--- PROBLEM ---
From the first line to the last, restate the material word for word; pictures stay out.

:: PROVIDED INFORMATION ::

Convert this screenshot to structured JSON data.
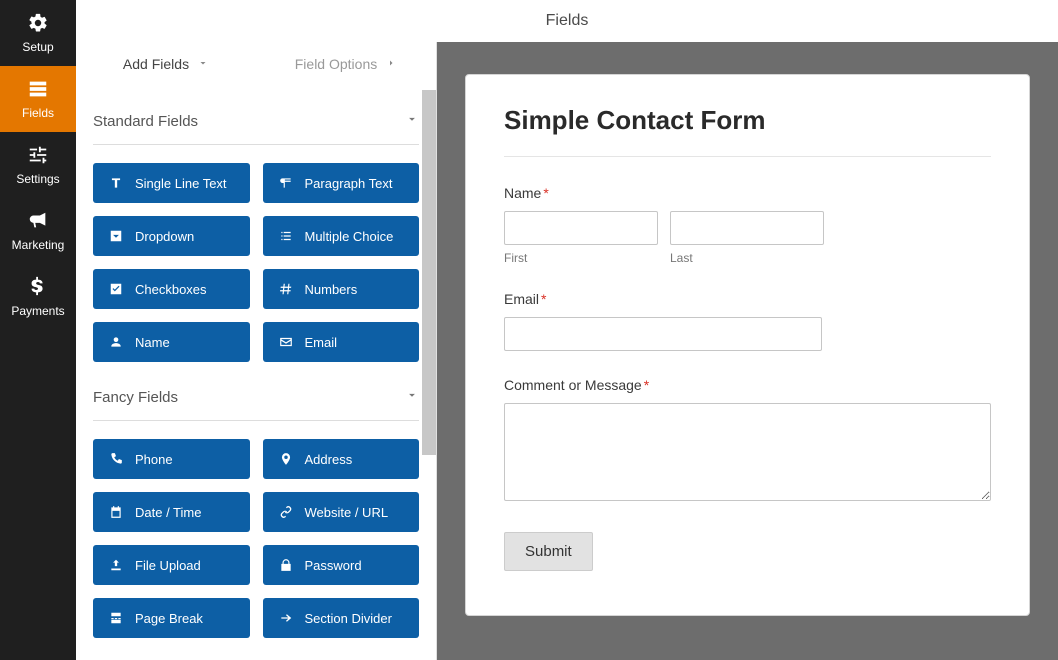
{
  "header": {
    "title": "Fields"
  },
  "nav": [
    {
      "id": "setup",
      "label": "Setup",
      "icon": "gear-icon"
    },
    {
      "id": "fields",
      "label": "Fields",
      "icon": "list-icon",
      "active": true
    },
    {
      "id": "settings",
      "label": "Settings",
      "icon": "sliders-icon"
    },
    {
      "id": "marketing",
      "label": "Marketing",
      "icon": "bullhorn-icon"
    },
    {
      "id": "payments",
      "label": "Payments",
      "icon": "dollar-icon"
    }
  ],
  "tabs": {
    "add_fields": "Add Fields",
    "field_options": "Field Options"
  },
  "sections": {
    "standard": {
      "title": "Standard Fields",
      "items": [
        {
          "id": "single_line",
          "label": "Single Line Text",
          "icon": "text-cursor-icon"
        },
        {
          "id": "paragraph",
          "label": "Paragraph Text",
          "icon": "paragraph-icon"
        },
        {
          "id": "dropdown",
          "label": "Dropdown",
          "icon": "chevron-square-icon"
        },
        {
          "id": "multiple_choice",
          "label": "Multiple Choice",
          "icon": "list-ul-icon"
        },
        {
          "id": "checkboxes",
          "label": "Checkboxes",
          "icon": "check-square-icon"
        },
        {
          "id": "numbers",
          "label": "Numbers",
          "icon": "hash-icon"
        },
        {
          "id": "name",
          "label": "Name",
          "icon": "user-icon"
        },
        {
          "id": "email",
          "label": "Email",
          "icon": "envelope-icon"
        }
      ]
    },
    "fancy": {
      "title": "Fancy Fields",
      "items": [
        {
          "id": "phone",
          "label": "Phone",
          "icon": "phone-icon"
        },
        {
          "id": "address",
          "label": "Address",
          "icon": "map-pin-icon"
        },
        {
          "id": "datetime",
          "label": "Date / Time",
          "icon": "calendar-icon"
        },
        {
          "id": "url",
          "label": "Website / URL",
          "icon": "link-icon"
        },
        {
          "id": "file_upload",
          "label": "File Upload",
          "icon": "upload-icon"
        },
        {
          "id": "password",
          "label": "Password",
          "icon": "lock-icon"
        },
        {
          "id": "page_break",
          "label": "Page Break",
          "icon": "page-break-icon"
        },
        {
          "id": "section_div",
          "label": "Section Divider",
          "icon": "arrow-right-icon"
        }
      ]
    }
  },
  "form": {
    "title": "Simple Contact Form",
    "fields": {
      "name": {
        "label": "Name",
        "required": true,
        "first_sub": "First",
        "last_sub": "Last"
      },
      "email": {
        "label": "Email",
        "required": true
      },
      "comment": {
        "label": "Comment or Message",
        "required": true
      }
    },
    "submit": "Submit"
  }
}
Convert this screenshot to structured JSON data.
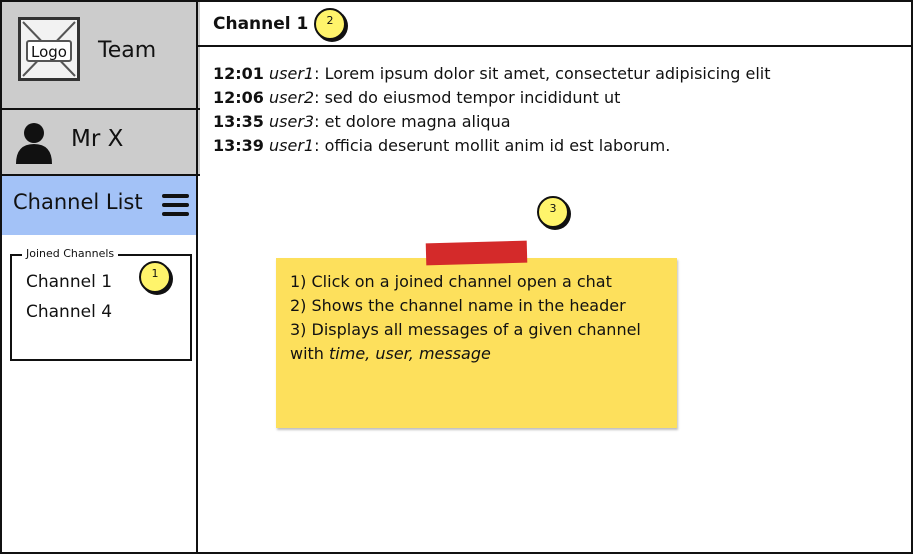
{
  "team": {
    "logo_label": "Logo",
    "name": "Team"
  },
  "user": {
    "name": "Mr X"
  },
  "sidebar": {
    "channel_list_title": "Channel List",
    "joined_group_label": "Joined Channels",
    "joined_channels": [
      "Channel 1",
      "Channel 4"
    ]
  },
  "chat": {
    "title": "Channel 1",
    "messages": [
      {
        "time": "12:01",
        "user": "user1",
        "text": "Lorem ipsum dolor sit amet, consectetur adipisicing elit"
      },
      {
        "time": "12:06",
        "user": "user2",
        "text": "sed do eiusmod tempor incididunt ut"
      },
      {
        "time": "13:35",
        "user": "user3",
        "text": " et dolore magna aliqua"
      },
      {
        "time": "13:39",
        "user": "user1",
        "text": " officia deserunt mollit anim id est laborum."
      }
    ]
  },
  "callouts": {
    "c1": "1",
    "c2": "2",
    "c3": "3"
  },
  "note": {
    "line1": "1) Click on a joined channel open a chat",
    "line2": "2) Shows the channel name in the header",
    "line3_prefix": "3) Displays all messages of a given channel with ",
    "line3_italic": "time, user, message"
  },
  "colors": {
    "panel_gray": "#cccccc",
    "channel_header_blue": "#a3c2f7",
    "sticky_yellow": "#fde05c",
    "tape_red": "#d42a2a",
    "callout_yellow": "#fff46b"
  }
}
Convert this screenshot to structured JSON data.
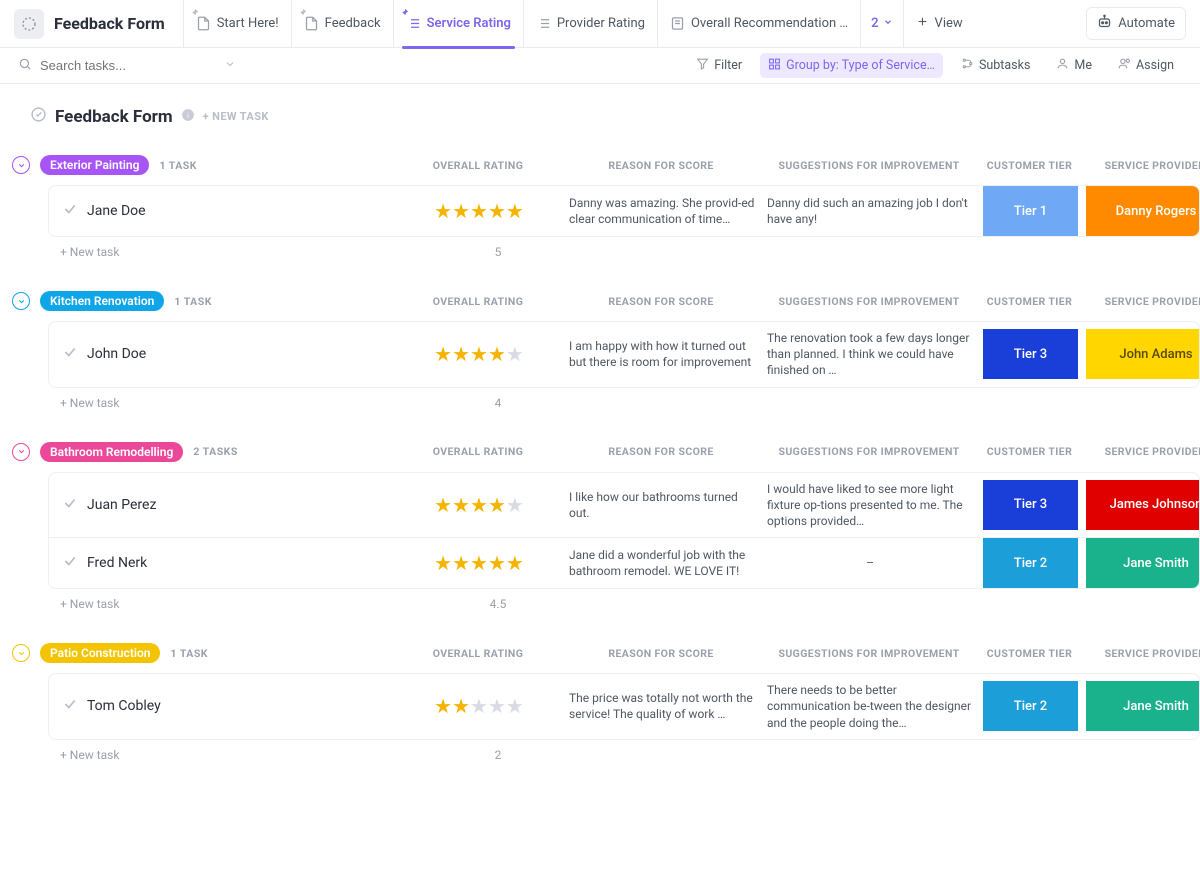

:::

--- TASK RESPONSE ---
Convert this screenshot to structured JSON data.
{
  "header": {
    "title": "Fields"
  },
  "nav": [
    {
      "id": "setup",
      "label": "Setup",
      "icon": "gear-icon"
    },
    {
      "id": "fields",
      "label": "Fields",
      "icon": "list-icon",
      "active": true
    },
    {
      "id": "settings",
      "label": "Settings",
      "icon": "sliders-icon"
    },
    {
      "id": "marketing",
      "label": "Marketing",
      "icon": "bullhorn-icon"
    },
    {
      "id": "payments",
      "label": "Payments",
      "icon": "dollar-icon"
    }
  ],
  "tabs": {
    "add_fields": "Add Fields",
    "field_options": "Field Options"
  },
  "sections": {
    "standard": {
      "title": "Standard Fields",
      "items": [
        {
          "id": "single_line",
          "label": "Single Line Text",
          "icon": "text-cursor-icon"
        },
        {
          "id": "paragraph",
          "label": "Paragraph Text",
          "icon": "paragraph-icon"
        },
        {
          "id": "dropdown",
          "label": "Dropdown",
          "icon": "chevron-square-icon"
        },
        {
          "id": "multiple_choice",
          "label": "Multiple Choice",
          "icon": "list-ul-icon"
        },
        {
          "id": "checkboxes",
          "label": "Checkboxes",
          "icon": "check-square-icon"
        },
        {
          "id": "numbers",
          "label": "Numbers",
          "icon": "hash-icon"
        },
        {
          "id": "name",
          "label": "Name",
          "icon": "user-icon"
        },
        {
          "id": "email",
          "label": "Email",
          "icon": "envelope-icon"
        }
      ]
    },
    "fancy": {
      "title": "Fancy Fields",
      "items": [
        {
          "id": "phone",
          "label": "Phone",
          "icon": "phone-icon"
        },
        {
          "id": "address",
          "label": "Address",
          "icon": "map-pin-icon"
        },
        {
          "id": "datetime",
          "label": "Date / Time",
          "icon": "calendar-icon"
        },
        {
          "id": "url",
          "label": "Website / URL",
          "icon": "link-icon"
        },
        {
          "id": "file_upload",
          "label": "File Upload",
          "icon": "upload-icon"
        },
        {
          "id": "password",
          "label": "Password",
          "icon": "lock-icon"
        },
        {
          "id": "page_break",
          "label": "Page Break",
          "icon": "page-break-icon"
        },
        {
          "id": "section_div",
          "label": "Section Divider",
          "icon": "arrow-right-icon"
        }
      ]
    }
  },
  "form": {
    "title": "Simple Contact Form",
    "fields": {
      "name": {
        "label": "Name",
        "required": true,
        "first_sub": "First",
        "last_sub": "Last"
      },
      "email": {
        "label": "Email",
        "required": true
      },
      "comment": {
        "label": "Comment or Message",
        "required": true
      }
    },
    "submit": "Submit"
  }
}
Convert this screenshot to structured JSON data.
{
  "team": {
    "logo_label": "Logo",
    "name": "Team"
  },
  "user": {
    "name": "Mr X"
  },
  "sidebar": {
    "channel_list_title": "Channel List",
    "joined_group_label": "Joined Channels",
    "joined_channels": [
      "Channel 1",
      "Channel 4"
    ]
  },
  "chat": {
    "title": "Channel 1",
    "messages": [
      {
        "time": "12:01",
        "user": "user1",
        "text": "Lorem ipsum dolor sit amet, consectetur adipisicing elit"
      },
      {
        "time": "12:06",
        "user": "user2",
        "text": "sed do eiusmod tempor incididunt ut"
      },
      {
        "time": "13:35",
        "user": "user3",
        "text": " et dolore magna aliqua"
      },
      {
        "time": "13:39",
        "user": "user1",
        "text": " officia deserunt mollit anim id est laborum."
      }
    ]
  },
  "callouts": {
    "c1": "1",
    "c2": "2",
    "c3": "3"
  },
  "note": {
    "line1": "1) Click on a joined channel open a chat",
    "line2": "2) Shows the channel name in the header",
    "line3_prefix": "3) Displays all messages of a given channel with ",
    "line3_italic": "time, user, message"
  },
  "colors": {
    "panel_gray": "#cccccc",
    "channel_header_blue": "#a3c2f7",
    "sticky_yellow": "#fde05c",
    "tape_red": "#d42a2a",
    "callout_yellow": "#fff46b"
  }
}
Convert this screenshot to structured JSON data.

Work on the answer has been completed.